To sum up what I learned from Candice Millers column, I’ll tell you that microbeads are tiny pieces of plastic that manufacturers have been adding to soap and other skin care products since the 1990’s. Apparently the microbeads are added as exfoliates. They are also added to some toothpaste. Although they do not seem to pose any immediate or long term danger to the user, there are unintended consequences which are having a negative impact on our environment. These tiny pieces of plastic, after being used to wash, scrub, or brush various parts of our body are being washed down the drain, flushed through sewer systems and, since they are so small, they get a free pass through the filtration system at the water treatment plant. They are then released into whatever body of water the water treatment plant empties into and are free to live out the rest of their lives. I also learned from this site http://www.beatthemicrobead.org/en/science that these plastic particles are not biodegradable but will only break down into smaller plastic pieces, so apparently they will live forever. However, this is not the end of the story. These, seemingly innocent, plastic pieces swimming in our water ways will apparently bond with other potentially dangerous pollutants such as pathogens or PCB’s, and because of their small size, perhaps the size of fish eggs, they are being mistaken for food by some aquatic life. They, along with whatever other pollutants they may have picked up on their journey, then have the potential to infect the human food chain as we enjoy our fish and sea food dinners.
To me the harm that these plastic particles are causing is far greater than any good that they might do, since they are a completely unnecessary ingredient in any skincare or hygiene product. There are any number of natural ingredients that may be used as exfoliates.
So what’s being done about this? If you clicked on http://www.beatthemicrobead.org/en/history you may have read about global initiatives to get companies to stop the use of microbeads in their products. If you read Candice Miller’s article you will know that there has been federal legislation proposed which will prohibit the sale of these products after Jan 1, 2018, some states have or are enacting similar legislation, and that some manufactures have agreed to “phase out” these products.
So what should be done about this?
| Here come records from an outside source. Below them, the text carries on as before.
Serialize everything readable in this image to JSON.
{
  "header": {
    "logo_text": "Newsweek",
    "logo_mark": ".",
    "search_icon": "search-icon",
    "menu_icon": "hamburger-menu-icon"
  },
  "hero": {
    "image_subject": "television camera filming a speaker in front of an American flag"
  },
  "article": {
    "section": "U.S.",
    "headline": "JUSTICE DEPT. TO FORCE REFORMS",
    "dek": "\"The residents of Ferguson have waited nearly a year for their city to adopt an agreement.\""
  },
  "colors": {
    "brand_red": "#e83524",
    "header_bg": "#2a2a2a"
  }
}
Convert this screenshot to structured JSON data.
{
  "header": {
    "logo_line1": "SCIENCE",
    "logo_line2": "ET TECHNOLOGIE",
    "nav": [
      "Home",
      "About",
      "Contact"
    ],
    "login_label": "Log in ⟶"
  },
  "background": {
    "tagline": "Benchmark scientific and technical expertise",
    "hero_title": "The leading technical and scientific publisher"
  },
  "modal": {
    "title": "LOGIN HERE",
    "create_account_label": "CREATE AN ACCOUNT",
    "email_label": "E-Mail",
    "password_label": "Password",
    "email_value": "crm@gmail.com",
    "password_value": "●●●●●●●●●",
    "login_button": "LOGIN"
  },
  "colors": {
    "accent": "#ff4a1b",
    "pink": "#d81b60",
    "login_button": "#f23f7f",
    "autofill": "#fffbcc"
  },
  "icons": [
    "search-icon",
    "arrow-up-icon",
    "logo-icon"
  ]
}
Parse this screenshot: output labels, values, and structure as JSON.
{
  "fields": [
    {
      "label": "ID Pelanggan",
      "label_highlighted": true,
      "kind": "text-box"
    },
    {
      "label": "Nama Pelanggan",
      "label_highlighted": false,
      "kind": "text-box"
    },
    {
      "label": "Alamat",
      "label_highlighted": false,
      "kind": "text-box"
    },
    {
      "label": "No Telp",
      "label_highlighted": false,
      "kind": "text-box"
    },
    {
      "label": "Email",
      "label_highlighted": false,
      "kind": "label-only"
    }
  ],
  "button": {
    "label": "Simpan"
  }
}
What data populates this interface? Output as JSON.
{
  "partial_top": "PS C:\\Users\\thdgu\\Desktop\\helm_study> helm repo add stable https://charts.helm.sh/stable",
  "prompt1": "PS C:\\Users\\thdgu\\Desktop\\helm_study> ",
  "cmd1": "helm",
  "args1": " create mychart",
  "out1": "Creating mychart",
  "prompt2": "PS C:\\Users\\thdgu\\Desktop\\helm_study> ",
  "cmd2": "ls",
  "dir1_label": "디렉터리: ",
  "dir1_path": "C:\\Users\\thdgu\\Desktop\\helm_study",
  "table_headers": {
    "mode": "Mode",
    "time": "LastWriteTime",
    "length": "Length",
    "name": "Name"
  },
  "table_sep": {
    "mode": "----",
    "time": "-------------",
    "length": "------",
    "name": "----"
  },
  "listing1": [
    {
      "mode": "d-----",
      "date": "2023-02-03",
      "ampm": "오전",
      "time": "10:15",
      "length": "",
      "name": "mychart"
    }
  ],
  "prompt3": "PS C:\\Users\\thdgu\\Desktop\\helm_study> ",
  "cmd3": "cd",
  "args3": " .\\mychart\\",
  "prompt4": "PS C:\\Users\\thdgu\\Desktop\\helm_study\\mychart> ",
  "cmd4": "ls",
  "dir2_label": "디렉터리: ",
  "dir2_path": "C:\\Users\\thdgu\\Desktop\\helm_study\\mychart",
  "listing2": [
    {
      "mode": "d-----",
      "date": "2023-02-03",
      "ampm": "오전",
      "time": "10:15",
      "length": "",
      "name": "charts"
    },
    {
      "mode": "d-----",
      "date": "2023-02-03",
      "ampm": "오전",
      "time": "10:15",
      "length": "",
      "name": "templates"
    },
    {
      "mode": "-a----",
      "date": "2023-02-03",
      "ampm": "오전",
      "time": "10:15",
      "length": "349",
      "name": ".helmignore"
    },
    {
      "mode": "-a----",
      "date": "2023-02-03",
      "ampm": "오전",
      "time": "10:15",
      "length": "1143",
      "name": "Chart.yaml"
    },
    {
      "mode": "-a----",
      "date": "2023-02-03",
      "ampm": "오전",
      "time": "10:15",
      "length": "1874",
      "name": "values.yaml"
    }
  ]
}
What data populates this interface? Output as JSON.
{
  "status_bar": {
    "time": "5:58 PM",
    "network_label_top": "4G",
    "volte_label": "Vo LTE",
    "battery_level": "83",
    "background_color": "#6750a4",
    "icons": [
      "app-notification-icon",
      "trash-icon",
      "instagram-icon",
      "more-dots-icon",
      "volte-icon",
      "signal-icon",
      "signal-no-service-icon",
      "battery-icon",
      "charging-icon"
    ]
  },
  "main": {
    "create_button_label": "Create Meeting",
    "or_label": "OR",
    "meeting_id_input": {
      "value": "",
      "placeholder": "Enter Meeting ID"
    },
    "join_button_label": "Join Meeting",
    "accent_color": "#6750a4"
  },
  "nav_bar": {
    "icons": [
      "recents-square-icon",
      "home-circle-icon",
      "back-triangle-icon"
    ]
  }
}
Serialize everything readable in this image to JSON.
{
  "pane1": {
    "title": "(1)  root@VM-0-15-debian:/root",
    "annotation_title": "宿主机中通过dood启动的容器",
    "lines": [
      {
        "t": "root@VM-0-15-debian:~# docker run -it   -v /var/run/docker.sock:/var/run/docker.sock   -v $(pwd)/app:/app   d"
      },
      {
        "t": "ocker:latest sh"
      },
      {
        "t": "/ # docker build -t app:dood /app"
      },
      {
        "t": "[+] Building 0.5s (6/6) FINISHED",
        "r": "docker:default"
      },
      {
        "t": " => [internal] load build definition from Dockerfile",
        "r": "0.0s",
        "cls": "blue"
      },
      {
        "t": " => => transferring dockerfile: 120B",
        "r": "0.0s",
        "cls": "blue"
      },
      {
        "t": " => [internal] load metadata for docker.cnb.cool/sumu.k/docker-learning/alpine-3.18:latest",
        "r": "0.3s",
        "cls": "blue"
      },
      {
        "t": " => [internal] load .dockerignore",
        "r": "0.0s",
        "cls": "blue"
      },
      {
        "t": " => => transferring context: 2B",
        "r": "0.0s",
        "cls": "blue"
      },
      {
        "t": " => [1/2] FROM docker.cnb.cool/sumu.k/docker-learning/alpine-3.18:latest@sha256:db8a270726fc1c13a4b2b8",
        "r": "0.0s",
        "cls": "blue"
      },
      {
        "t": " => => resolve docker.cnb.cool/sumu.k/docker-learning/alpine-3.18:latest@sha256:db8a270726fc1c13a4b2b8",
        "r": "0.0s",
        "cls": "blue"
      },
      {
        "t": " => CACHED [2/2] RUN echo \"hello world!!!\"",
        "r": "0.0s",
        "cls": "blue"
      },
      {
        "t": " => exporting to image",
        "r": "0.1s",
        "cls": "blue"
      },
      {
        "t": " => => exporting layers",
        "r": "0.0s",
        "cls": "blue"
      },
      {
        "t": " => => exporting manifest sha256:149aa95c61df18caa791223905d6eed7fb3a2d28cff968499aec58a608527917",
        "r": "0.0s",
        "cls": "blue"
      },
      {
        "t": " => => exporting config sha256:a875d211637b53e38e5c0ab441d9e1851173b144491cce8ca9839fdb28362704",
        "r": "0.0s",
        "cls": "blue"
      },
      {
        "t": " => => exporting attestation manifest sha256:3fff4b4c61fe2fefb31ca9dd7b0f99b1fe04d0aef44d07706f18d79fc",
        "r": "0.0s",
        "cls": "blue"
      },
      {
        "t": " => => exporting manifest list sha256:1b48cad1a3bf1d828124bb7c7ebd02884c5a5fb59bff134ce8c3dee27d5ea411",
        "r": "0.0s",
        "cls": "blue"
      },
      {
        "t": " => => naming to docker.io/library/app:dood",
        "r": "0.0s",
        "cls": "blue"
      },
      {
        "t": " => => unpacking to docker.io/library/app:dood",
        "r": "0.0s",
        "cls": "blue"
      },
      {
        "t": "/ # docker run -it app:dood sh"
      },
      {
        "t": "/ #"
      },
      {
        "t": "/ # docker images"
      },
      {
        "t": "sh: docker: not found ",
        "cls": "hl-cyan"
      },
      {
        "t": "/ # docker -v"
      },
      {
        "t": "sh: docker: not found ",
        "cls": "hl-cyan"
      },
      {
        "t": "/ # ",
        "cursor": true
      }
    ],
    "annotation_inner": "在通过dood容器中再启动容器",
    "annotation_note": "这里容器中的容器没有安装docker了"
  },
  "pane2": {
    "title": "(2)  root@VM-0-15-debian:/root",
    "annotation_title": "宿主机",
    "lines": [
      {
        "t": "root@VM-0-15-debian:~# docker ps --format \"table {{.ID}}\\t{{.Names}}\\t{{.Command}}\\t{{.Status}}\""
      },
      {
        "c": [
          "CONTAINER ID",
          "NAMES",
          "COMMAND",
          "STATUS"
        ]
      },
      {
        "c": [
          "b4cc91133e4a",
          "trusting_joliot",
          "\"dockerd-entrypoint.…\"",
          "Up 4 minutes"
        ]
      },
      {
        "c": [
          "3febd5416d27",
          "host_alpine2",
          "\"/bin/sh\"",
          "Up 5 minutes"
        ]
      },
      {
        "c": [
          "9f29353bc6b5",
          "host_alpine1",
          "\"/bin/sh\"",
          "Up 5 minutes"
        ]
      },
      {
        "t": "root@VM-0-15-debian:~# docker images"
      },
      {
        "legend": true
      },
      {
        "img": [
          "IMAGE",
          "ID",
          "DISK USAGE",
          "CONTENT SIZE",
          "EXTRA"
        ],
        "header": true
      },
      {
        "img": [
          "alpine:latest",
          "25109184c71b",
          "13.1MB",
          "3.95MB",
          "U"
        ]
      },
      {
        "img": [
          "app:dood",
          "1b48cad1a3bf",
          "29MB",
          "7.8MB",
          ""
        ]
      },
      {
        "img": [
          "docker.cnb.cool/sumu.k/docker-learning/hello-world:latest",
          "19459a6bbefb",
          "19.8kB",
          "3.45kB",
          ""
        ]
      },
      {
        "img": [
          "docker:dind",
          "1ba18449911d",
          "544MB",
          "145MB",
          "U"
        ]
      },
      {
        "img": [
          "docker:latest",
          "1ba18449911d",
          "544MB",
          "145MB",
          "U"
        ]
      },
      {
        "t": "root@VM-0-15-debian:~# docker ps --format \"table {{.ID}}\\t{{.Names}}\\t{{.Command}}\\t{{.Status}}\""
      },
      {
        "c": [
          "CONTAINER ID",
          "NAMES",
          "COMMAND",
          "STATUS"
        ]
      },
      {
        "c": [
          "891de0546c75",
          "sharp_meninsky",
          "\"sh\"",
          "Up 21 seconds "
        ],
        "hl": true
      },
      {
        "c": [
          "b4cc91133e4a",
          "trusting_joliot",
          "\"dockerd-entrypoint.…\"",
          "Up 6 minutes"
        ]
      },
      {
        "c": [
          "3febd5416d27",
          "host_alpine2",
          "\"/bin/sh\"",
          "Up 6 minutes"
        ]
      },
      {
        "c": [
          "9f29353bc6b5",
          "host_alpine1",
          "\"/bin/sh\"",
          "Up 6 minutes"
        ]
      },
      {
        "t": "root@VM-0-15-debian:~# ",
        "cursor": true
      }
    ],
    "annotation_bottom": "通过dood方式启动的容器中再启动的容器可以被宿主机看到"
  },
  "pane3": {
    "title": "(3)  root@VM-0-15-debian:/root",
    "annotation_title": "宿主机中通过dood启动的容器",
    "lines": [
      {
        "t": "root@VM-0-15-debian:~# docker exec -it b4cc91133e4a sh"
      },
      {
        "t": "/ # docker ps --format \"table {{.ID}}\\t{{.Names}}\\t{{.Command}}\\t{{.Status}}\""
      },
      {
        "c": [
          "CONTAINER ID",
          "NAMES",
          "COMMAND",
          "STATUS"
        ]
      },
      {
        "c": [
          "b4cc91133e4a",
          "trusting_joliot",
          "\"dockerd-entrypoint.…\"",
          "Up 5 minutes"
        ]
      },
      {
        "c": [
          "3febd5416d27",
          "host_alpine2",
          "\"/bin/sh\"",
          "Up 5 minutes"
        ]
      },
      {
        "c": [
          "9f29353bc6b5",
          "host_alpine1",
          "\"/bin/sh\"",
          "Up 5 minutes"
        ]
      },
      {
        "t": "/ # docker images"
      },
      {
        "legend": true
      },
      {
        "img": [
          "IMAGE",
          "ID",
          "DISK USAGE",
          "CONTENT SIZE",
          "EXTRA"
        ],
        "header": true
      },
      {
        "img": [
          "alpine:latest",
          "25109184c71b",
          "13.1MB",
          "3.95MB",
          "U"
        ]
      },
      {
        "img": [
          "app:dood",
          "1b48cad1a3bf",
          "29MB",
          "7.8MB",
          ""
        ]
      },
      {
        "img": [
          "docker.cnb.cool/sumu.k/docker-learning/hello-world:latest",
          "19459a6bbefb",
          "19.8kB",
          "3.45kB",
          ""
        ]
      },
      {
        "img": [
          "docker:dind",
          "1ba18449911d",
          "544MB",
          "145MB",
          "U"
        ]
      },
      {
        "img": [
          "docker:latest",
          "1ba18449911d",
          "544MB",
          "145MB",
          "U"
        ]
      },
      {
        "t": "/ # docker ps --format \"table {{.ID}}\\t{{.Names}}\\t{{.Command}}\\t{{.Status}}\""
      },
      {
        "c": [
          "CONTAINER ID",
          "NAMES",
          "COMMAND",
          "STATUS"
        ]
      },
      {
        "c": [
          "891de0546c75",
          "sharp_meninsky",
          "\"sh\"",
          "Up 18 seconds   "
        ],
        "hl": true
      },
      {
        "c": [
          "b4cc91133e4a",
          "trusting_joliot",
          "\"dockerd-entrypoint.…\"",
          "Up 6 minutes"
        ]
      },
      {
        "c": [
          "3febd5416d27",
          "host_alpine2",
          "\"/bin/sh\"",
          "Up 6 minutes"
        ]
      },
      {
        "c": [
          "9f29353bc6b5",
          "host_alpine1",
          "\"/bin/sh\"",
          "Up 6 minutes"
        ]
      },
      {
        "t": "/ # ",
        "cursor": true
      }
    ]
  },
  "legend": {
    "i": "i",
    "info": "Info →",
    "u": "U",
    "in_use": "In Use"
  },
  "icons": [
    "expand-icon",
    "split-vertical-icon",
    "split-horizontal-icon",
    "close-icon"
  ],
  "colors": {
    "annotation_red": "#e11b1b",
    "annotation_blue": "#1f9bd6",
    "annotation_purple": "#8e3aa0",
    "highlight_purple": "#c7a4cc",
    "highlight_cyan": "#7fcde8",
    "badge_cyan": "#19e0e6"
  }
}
Well in my “ideal world”, when the issue of this negative environmental impact was brought to the attention of the manufactures, these companies would have had the integrity to immediately halt production and sales of any products containing microbeads. This would indicate to me that it was an honest mistake, that the company wanted to prevent any further damage and was willing to put the welfare of the environment ahead of their profits. Since it is quite apparent that we do not live in my “ideal world”, we must also look to the other responsible parties, the users, to stop buying and using these products. This would also be an effective way and (since lawmakers feel the need to allow a 2-3 year phase out period) a quicker way to prevent this problem from getting any worse. As a single consumer you or I may not mean “boo” to the manufacturer, but as a society, with our collective pocket book, we could speak volumes to these manufactures. Just stop giving them your money in exchange for these products!!!
I understand that it is difficult to know what you are purchasing, since it is extremely frustrating to read product labels, not only because of the impossibly small print, but if you can make out the words you probably don’t know what they are. Maybe this should be a red flag. Don’t buy it if you can’t read the ingredients on the label would be a good rule of thumb. According to http://www.beatthemicrobead.org/en/science “the microbeads used in personal care products are mainly made of polyethylene (PE), but can be also be made of polypropylene (PP), polyethylene terephthalate (PET), polymethyl methacrylate (PMMA) and nylon.” These ingredients would be the indicators that there are microbeads in the product.. Another option might be to purchase local handcrafted products, where you can know the producer and speak to them directly about the ingredients and the process used to produce the product, or you may even choose, as I have, to learn to make your own skin care products.
So in closing I am asking you to be the answer to the problem. Help protect our Great Lakes and other bodies of water around the world by simply not using products that contain microbeads and by sharing this information with others in hopes that they will do the same.
Have a great day!